> [Directions] Note the line containing "Serialize everything readable"; from it through the last line below, give only those lines again, exactly, both ends included, skipping pictures.

(App and web page records)
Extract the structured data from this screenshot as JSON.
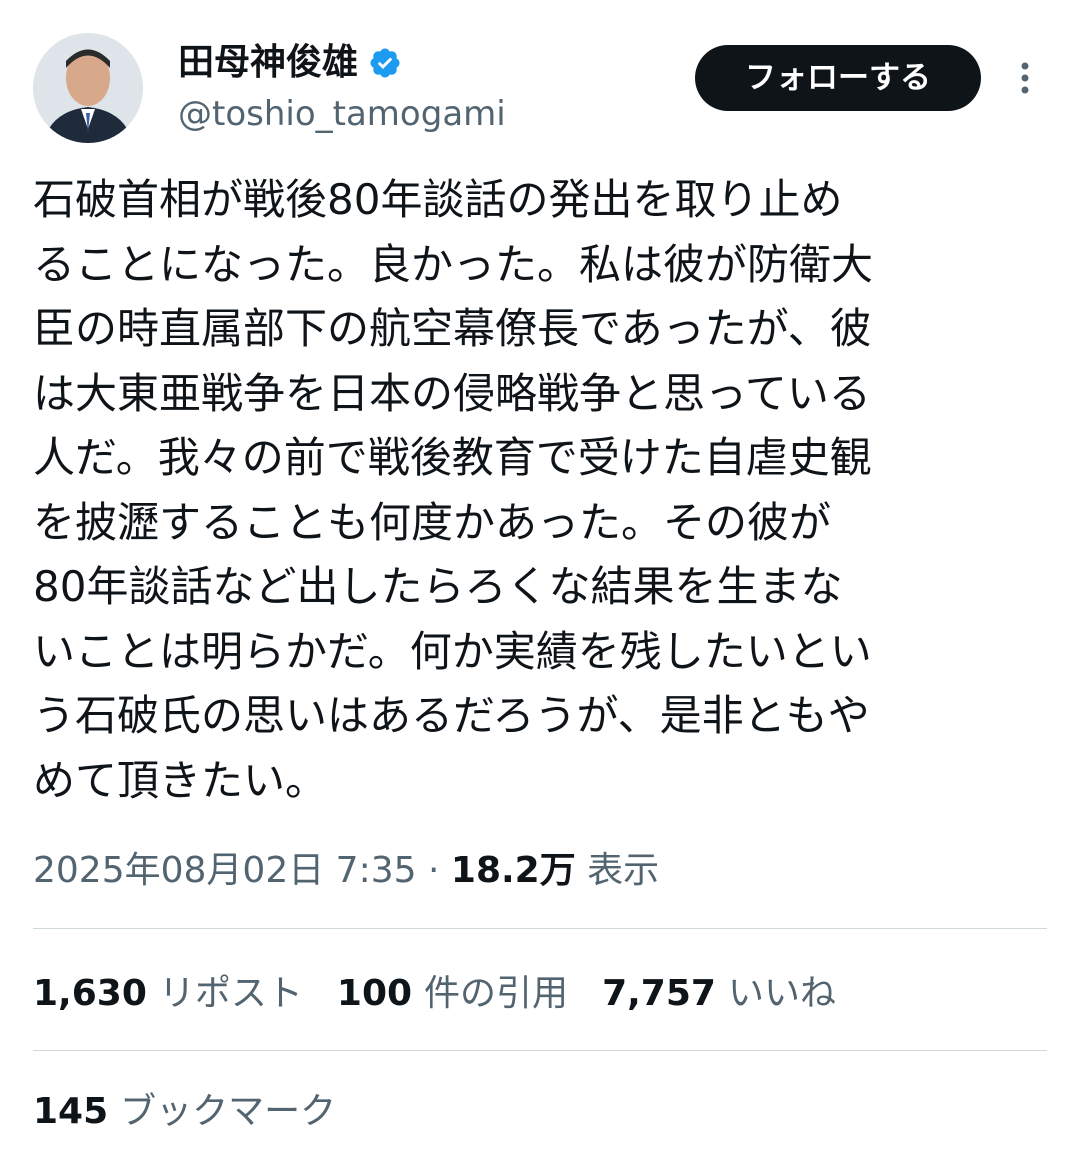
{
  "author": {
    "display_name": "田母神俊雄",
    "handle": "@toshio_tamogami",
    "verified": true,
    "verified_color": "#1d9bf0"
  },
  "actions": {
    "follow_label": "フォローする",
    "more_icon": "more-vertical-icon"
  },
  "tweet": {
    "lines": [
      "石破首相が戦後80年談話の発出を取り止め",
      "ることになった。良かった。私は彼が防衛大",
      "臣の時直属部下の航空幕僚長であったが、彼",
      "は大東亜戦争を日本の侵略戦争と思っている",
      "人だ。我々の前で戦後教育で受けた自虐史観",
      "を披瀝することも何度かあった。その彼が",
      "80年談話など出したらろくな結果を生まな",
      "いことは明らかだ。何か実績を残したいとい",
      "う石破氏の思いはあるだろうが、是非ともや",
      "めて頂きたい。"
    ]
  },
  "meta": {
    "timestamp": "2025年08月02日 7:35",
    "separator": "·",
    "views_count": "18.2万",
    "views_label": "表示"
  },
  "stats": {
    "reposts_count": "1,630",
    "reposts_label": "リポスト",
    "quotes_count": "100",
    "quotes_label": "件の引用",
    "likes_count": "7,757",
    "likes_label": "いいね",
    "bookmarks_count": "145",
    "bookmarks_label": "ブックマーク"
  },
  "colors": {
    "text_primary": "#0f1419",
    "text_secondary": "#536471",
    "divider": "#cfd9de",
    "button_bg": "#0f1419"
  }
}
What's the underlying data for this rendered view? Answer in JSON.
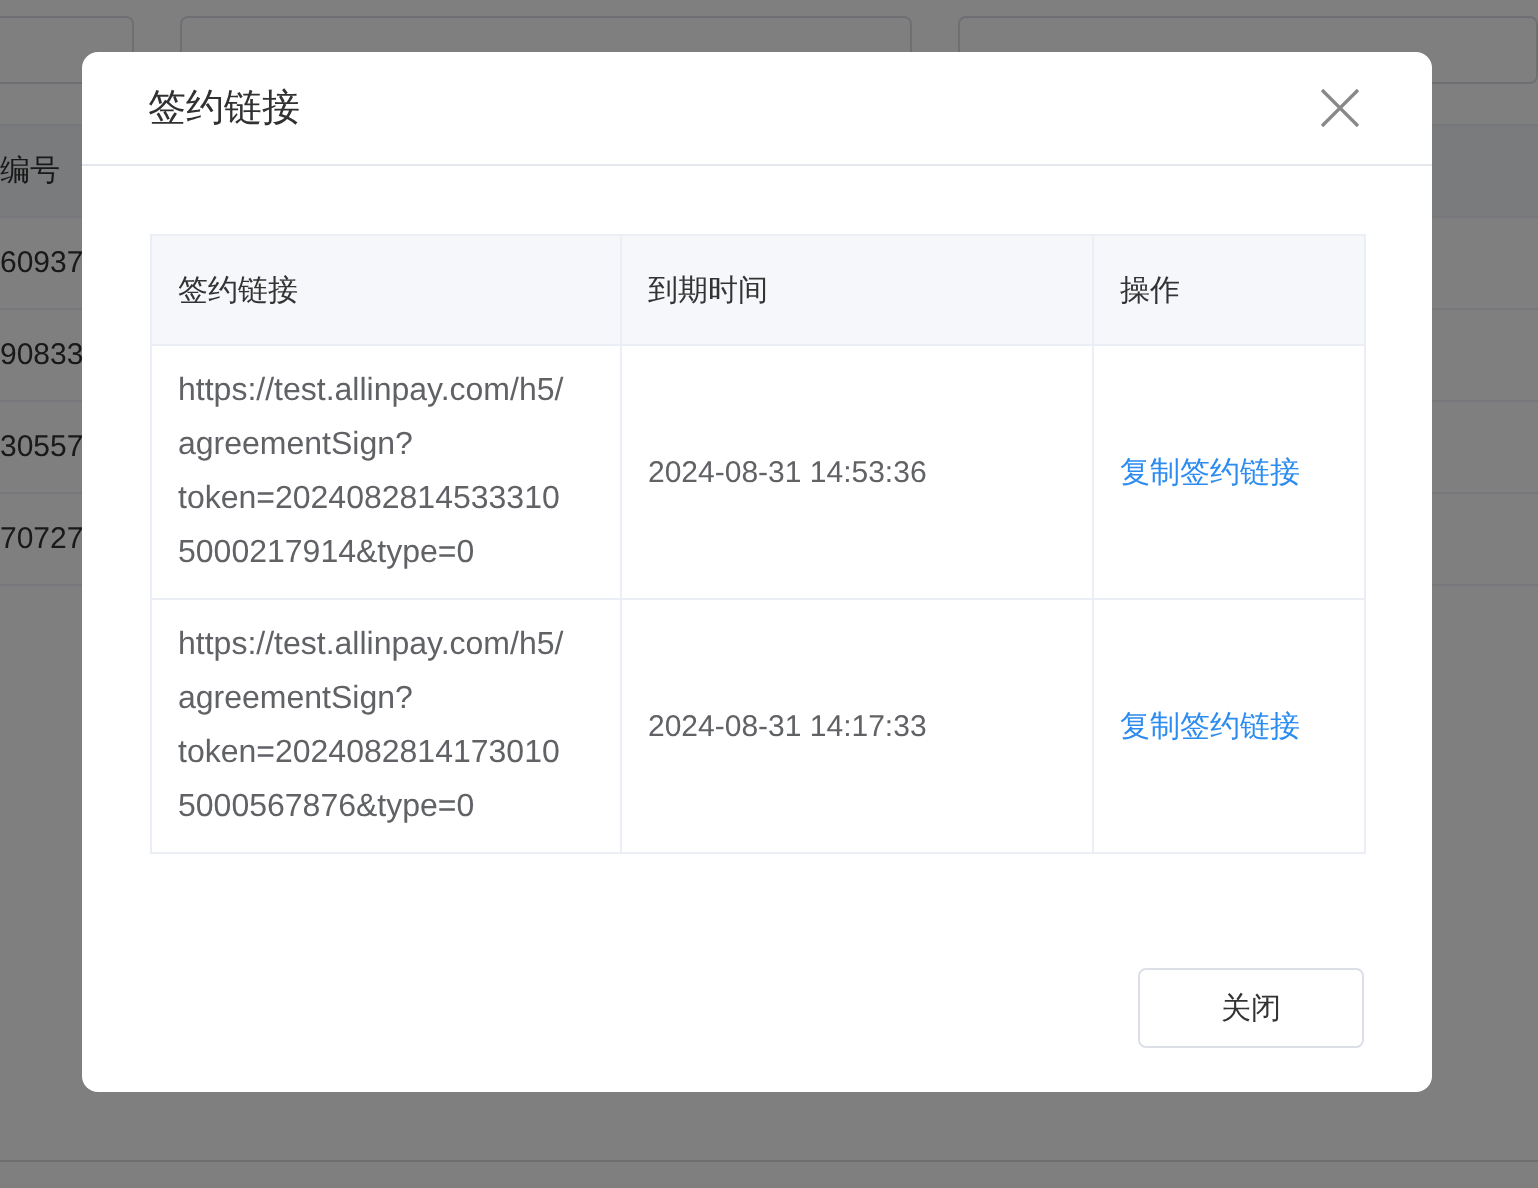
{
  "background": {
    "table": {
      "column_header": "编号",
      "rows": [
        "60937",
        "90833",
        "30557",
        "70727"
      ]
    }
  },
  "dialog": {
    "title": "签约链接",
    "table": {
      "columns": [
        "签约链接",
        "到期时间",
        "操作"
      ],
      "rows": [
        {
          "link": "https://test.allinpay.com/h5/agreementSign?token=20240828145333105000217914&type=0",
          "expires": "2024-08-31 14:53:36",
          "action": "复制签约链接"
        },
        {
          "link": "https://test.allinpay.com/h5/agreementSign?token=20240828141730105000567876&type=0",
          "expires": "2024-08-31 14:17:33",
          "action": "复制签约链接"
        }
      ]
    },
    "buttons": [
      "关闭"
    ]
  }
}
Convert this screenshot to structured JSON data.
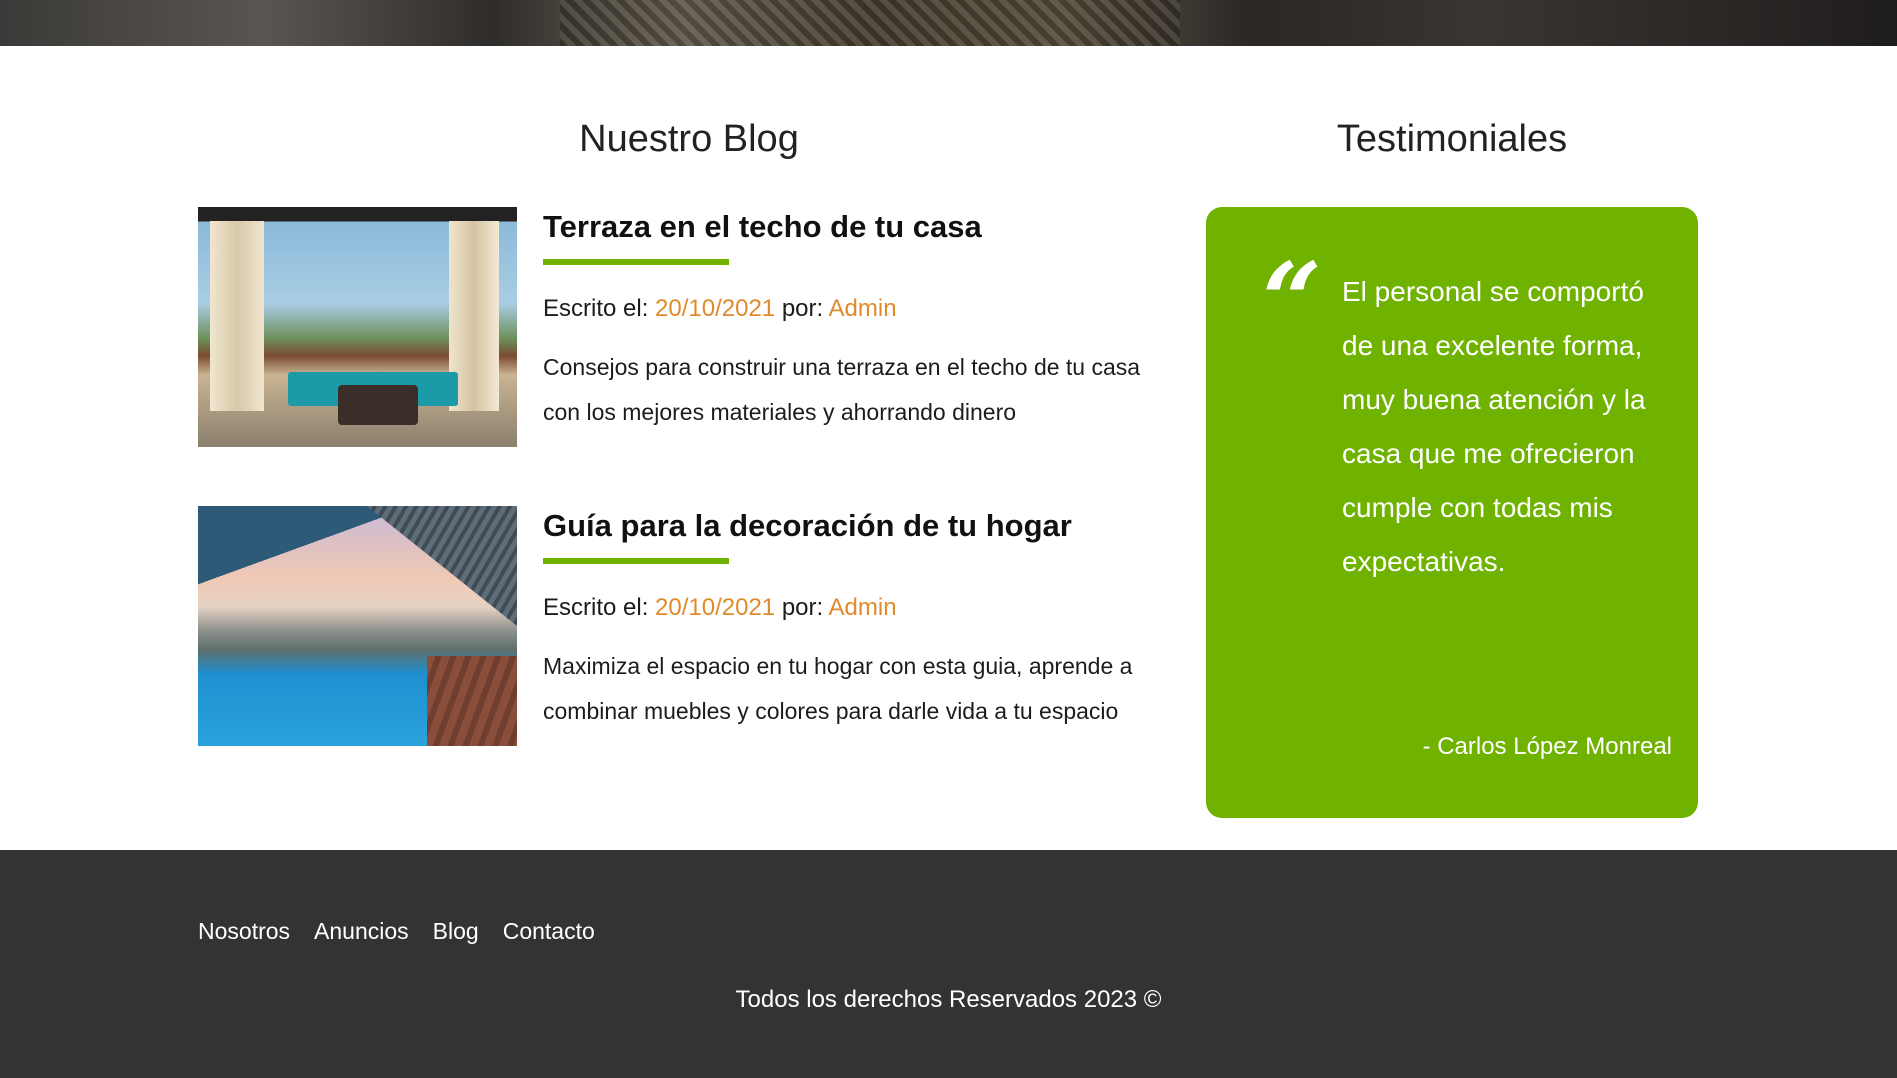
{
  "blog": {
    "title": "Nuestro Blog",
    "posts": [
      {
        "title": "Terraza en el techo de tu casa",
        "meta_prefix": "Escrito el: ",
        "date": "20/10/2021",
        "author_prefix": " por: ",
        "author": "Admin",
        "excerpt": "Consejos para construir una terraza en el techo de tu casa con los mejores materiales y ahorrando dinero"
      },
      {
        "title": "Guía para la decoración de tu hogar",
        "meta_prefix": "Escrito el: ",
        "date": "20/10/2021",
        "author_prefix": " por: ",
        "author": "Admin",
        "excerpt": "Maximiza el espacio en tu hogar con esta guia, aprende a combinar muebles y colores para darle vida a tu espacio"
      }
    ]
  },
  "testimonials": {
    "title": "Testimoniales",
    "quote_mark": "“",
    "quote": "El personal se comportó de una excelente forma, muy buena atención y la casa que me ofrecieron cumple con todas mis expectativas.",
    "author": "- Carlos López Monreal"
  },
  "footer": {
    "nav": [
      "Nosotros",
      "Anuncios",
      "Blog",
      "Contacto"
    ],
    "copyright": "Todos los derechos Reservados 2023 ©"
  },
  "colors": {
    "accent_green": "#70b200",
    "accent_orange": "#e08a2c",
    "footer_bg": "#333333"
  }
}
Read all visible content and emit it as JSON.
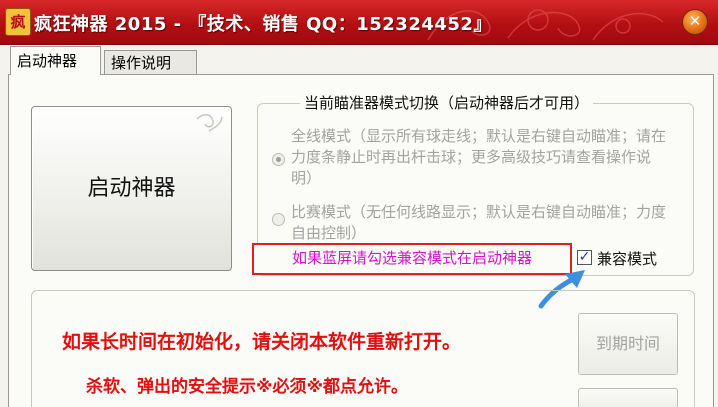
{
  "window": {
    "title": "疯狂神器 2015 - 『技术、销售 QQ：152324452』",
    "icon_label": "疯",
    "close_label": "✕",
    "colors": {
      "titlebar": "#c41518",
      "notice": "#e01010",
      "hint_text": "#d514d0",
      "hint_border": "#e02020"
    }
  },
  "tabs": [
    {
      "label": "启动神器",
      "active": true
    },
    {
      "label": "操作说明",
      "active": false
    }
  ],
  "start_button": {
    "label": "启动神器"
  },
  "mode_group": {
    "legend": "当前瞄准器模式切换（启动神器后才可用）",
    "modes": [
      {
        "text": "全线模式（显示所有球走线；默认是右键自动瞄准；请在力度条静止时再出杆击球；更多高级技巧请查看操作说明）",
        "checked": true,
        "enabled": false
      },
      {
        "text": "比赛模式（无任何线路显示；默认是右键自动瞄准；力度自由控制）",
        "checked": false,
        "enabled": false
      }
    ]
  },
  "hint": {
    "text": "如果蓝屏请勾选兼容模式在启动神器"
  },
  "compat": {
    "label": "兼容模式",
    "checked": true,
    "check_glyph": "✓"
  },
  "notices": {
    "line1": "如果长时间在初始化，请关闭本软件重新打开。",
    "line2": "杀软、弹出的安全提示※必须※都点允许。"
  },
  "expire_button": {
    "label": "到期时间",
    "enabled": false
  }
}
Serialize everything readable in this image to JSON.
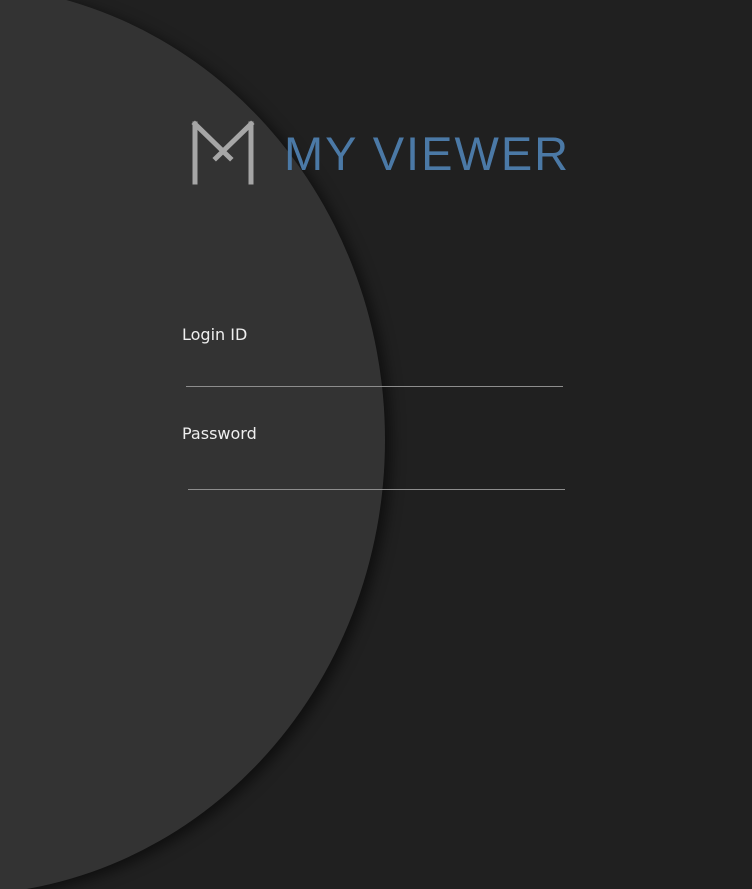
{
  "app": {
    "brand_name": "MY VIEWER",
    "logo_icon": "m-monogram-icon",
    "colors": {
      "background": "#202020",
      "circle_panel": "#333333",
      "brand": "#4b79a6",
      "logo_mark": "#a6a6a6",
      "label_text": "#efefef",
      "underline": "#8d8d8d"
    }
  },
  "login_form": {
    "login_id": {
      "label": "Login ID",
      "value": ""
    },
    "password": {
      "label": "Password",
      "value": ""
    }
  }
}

> [Answer for the task]
Serialize everything readable in this image to JSON.
{
  "app": {
    "brand_name": "MY VIEWER",
    "logo_icon": "m-monogram-icon",
    "colors": {
      "background": "#202020",
      "circle_panel": "#333333",
      "brand": "#4b79a6",
      "logo_mark": "#a6a6a6",
      "label_text": "#efefef",
      "underline": "#8d8d8d"
    }
  },
  "login_form": {
    "login_id": {
      "label": "Login ID",
      "value": ""
    },
    "password": {
      "label": "Password",
      "value": ""
    }
  }
}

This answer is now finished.